The fox and the bulldozer
Stagecoach residents worried about the fate of local fox dens
July 29, 2006
Steamboat Springs — Every morning, Sherry and Fred Schupner watch foxes play from the back deck of their home in Stagecoach. But the encroaching construction of a new housing development threatens their wild friends.
“I’m out there watching them all the time, and I’m afraid they are going to get hurt. I kind of worry about them,” Sherry said. “They disappear during the day when the construction workers come and are out again in the evening after the workers leave.”

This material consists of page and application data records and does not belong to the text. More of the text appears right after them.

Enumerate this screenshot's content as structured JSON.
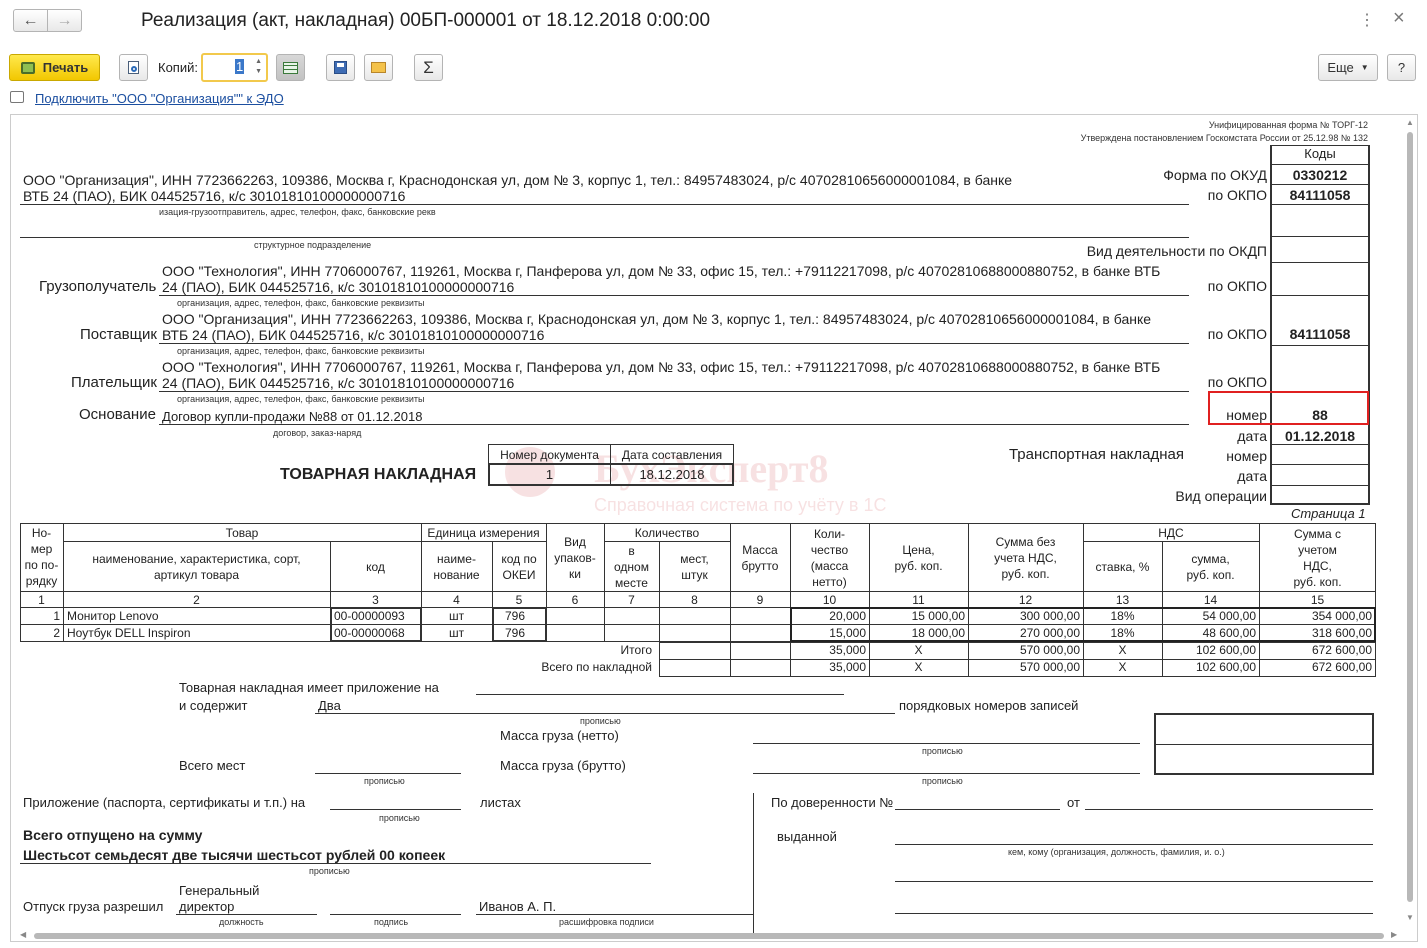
{
  "window": {
    "title": "Реализация (акт, накладная) 00БП-000001 от 18.12.2018 0:00:00"
  },
  "toolbar": {
    "print": "Печать",
    "copies_label": "Копий:",
    "copies_value": "1",
    "more": "Еще",
    "help": "?"
  },
  "edo_link": "Подключить \"ООО \"Организация\"\" к ЭДО",
  "doc": {
    "form_title": "Унифицированная форма № ТОРГ-12",
    "form_approved": "Утверждена постановлением Госкомстата России от 25.12.98 № 132",
    "codes_header": "Коды",
    "okud_label": "Форма по ОКУД",
    "okud": "0330212",
    "okpo_label": "по ОКПО",
    "okpo1": "84111058",
    "okdp_label": "Вид деятельности по ОКДП",
    "okpo2_label": "по ОКПО",
    "okpo3_label": "по ОКПО",
    "okpo3": "84111058",
    "okpo4_label": "по ОКПО",
    "nomer_label": "номер",
    "nomer": "88",
    "data_label": "дата",
    "data": "01.12.2018",
    "transport_label": "Транспортная накладная",
    "t_nomer_label": "номер",
    "t_data_label": "дата",
    "vid_op_label": "Вид операции",
    "org_line1": "ООО \"Организация\", ИНН 7723662263, 109386, Москва г, Краснодонская ул, дом № 3, корпус 1, тел.: 84957483024, р/с 40702810656000001084, в банке",
    "org_line2": "ВТБ 24 (ПАО), БИК 044525716, к/с 30101810100000000716",
    "org_caption": "изация-грузоотправитель, адрес, телефон, факс, банковские рекв",
    "struct_caption": "структурное подразделение",
    "consignee_label": "Грузополучатель",
    "consignee_line1": "ООО \"Технология\", ИНН 7706000767, 119261, Москва г, Панферова ул, дом № 33, офис 15, тел.: +79112217098, р/с 40702810688000880752, в банке ВТБ",
    "consignee_line2": "24 (ПАО), БИК 044525716, к/с 30101810100000000716",
    "req_caption": "организация, адрес, телефон, факс, банковские реквизиты",
    "supplier_label": "Поставщик",
    "supplier_line1": "ООО \"Организация\", ИНН 7723662263, 109386, Москва г, Краснодонская ул, дом № 3, корпус 1, тел.: 84957483024, р/с 40702810656000001084, в банке",
    "supplier_line2": "ВТБ 24 (ПАО), БИК 044525716, к/с 30101810100000000716",
    "payer_label": "Плательщик",
    "payer_line1": "ООО \"Технология\", ИНН 7706000767, 119261, Москва г, Панферова ул, дом № 33, офис 15, тел.: +79112217098, р/с 40702810688000880752, в банке ВТБ",
    "payer_line2": "24 (ПАО), БИК 044525716, к/с 30101810100000000716",
    "basis_label": "Основание",
    "basis": "Договор купли-продажи №88 от 01.12.2018",
    "basis_caption": "договор, заказ-наряд",
    "doc_title": "ТОВАРНАЯ НАКЛАДНАЯ",
    "doc_num_header": "Номер документа",
    "doc_date_header": "Дата составления",
    "doc_num": "1",
    "doc_date": "18.12.2018",
    "page": "Страница 1",
    "watermark_brand": "БухЭксперт8",
    "watermark_sub": "Справочная система по учёту в 1С"
  },
  "table": {
    "h_no": [
      "Но-",
      "мер",
      "по по-",
      "рядку"
    ],
    "h_goods": "Товар",
    "h_goods_name": [
      "наименование, характеристика, сорт,",
      "артикул товара"
    ],
    "h_code": "код",
    "h_unit": "Единица измерения",
    "h_unit_name": [
      "наиме-",
      "нование"
    ],
    "h_okei": [
      "код по",
      "ОКЕИ"
    ],
    "h_pack": [
      "Вид",
      "упаков-",
      "ки"
    ],
    "h_qty": "Количество",
    "h_in_one": [
      "в",
      "одном",
      "месте"
    ],
    "h_places": [
      "мест,",
      "штук"
    ],
    "h_gross": [
      "Масса",
      "брутто"
    ],
    "h_net": [
      "Коли-",
      "чество",
      "(масса",
      "нетто)"
    ],
    "h_price": [
      "Цена,",
      "руб. коп."
    ],
    "h_sum_wo": [
      "Сумма без",
      "учета НДС,",
      "руб. коп."
    ],
    "h_vat": "НДС",
    "h_rate": "ставка, %",
    "h_vat_sum": [
      "сумма,",
      "руб. коп."
    ],
    "h_sum_with": [
      "Сумма с",
      "учетом",
      "НДС,",
      "руб. коп."
    ],
    "col_nums": [
      "1",
      "2",
      "3",
      "4",
      "5",
      "6",
      "7",
      "8",
      "9",
      "10",
      "11",
      "12",
      "13",
      "14",
      "15"
    ],
    "rows": [
      {
        "n": "1",
        "name": "Монитор Lenovo",
        "code": "00-00000093",
        "unit": "шт",
        "okei": "796",
        "qty": "20,000",
        "price": "15 000,00",
        "sum": "300 000,00",
        "rate": "18%",
        "vat": "54 000,00",
        "total": "354 000,00"
      },
      {
        "n": "2",
        "name": "Ноутбук DELL Inspiron",
        "code": "00-00000068",
        "unit": "шт",
        "okei": "796",
        "qty": "15,000",
        "price": "18 000,00",
        "sum": "270 000,00",
        "rate": "18%",
        "vat": "48 600,00",
        "total": "318 600,00"
      }
    ],
    "itogo_label": "Итого",
    "itogo": {
      "qty": "35,000",
      "price": "X",
      "sum": "570 000,00",
      "rate": "X",
      "vat": "102 600,00",
      "total": "672 600,00"
    },
    "vsego_label": "Всего по накладной",
    "vsego": {
      "qty": "35,000",
      "price": "X",
      "sum": "570 000,00",
      "rate": "X",
      "vat": "102 600,00",
      "total": "672 600,00"
    }
  },
  "footer": {
    "attach_line1": "Товарная накладная имеет приложение на",
    "attach_line2": "и содержит",
    "attach_value": "Два",
    "records": "порядковых номеров записей",
    "propisyu": "прописью",
    "net_label": "Масса груза (нетто)",
    "gross_label": "Масса груза (брутто)",
    "places_label": "Всего мест",
    "app_label": "Приложение (паспорта, сертификаты и т.п.) на",
    "sheets": "листах",
    "total_label": "Всего отпущено  на сумму",
    "total_words": "Шестьсот семьдесят две тысячи шестьсот рублей 00 копеек",
    "release_label": "Отпуск груза разрешил",
    "position": "Генеральный директор",
    "position1": "Генеральный",
    "position2": "директор",
    "name": "Иванов А. П.",
    "cap_position": "должность",
    "cap_signature": "подпись",
    "cap_decode": "расшифровка подписи",
    "proxy_label": "По доверенности №",
    "from_label": "от",
    "issued_label": "выданной",
    "issued_caption": "кем, кому (организация, должность, фамилия, и. о.)"
  }
}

As development increases in the Yampa Valley, there’s little question wildlife will continue to be impacted. Colorado Division of Wildlife officers typically are consulted when wildlife habitat will be affected by construction efforts.
“The DOW is not the decision maker, but we do make recommendations and let the planning department know what wildlife species we expect to be impacted,” said Susan Werner, area wildlife manager for the DOW. “They mainly look at wildlife impact overall, and they are sensitive to wildlife issues, but there are more and more people taking up more and more habitat.”
Routt County has a healthy population of red foxes, solitary animals with home ranges that typically cover between five and 10 square miles. When needed, the foxes will excavate new dens, but they prefer using dens already made by other animals.
“They also like to go under buildings, in holes in rock walls or dig a hole in a bank,” Werner said. “The female needs a den for pup delivery and the whole family thing.”
Foxes typically breed in the winter and have a litter of four to five pups in the spring. The pups will stay in the natal den until they are 16 to 20 weeks old.
“If the den is destroyed when the pups are really small, it will probably result in the death of the pups,” Werner said. “If the pups are older and the mom is able to, she will move them to another natural den site or create another one, but that puts obvious stress on her.”
When a den is located on a construction site, the DOW generally recommends delaying moving any earth until the pups start going out and hunting, Werner said. “It’s pretty much a timing thing.”
Routt County planning director Caryn Fox said the plight of the local fox population has not been raised.
“Sage grouse have become a big concern in this area. If they come across a lek — which is a dancing and breeding ground for sage grouse — once identified, we really require that they be avoided,” Fox said.
The Routt County Planning Commission denied a request last year to build a gravel mine in South Routt, and one of the main reasons was because of the presence of sage grouse habitat.
“But generally they can work around it as long as they can identify the area and build a buffer zone,” Fox said.
The Planning Commission’s regulations regarding these matters deal with what they refer to as “critical wildlife habitat.”
“We generally look at wildlife as a whole. When we approve some kind of development, we look for them to mitigate critical wildlife habitat,” Fox said. “Critical wildlife areas are used by wildlife that are critical to the survival of the species and to their breeding and birthing.”
Fox said the planning department works closely with the DOW to protect wildlife as best they can.
But Fred Schupner still worries about the construction site behind his home. Work moves closer to the fox’s den everyday, he said.
“I have not heard about them (planning department) looking at foxes in particular,” Werner said. “But bottom line is that there are some impacts to wildlife with all of this development.”
— To reach Allison Plean, call 871-4204 or e-mail email@example.com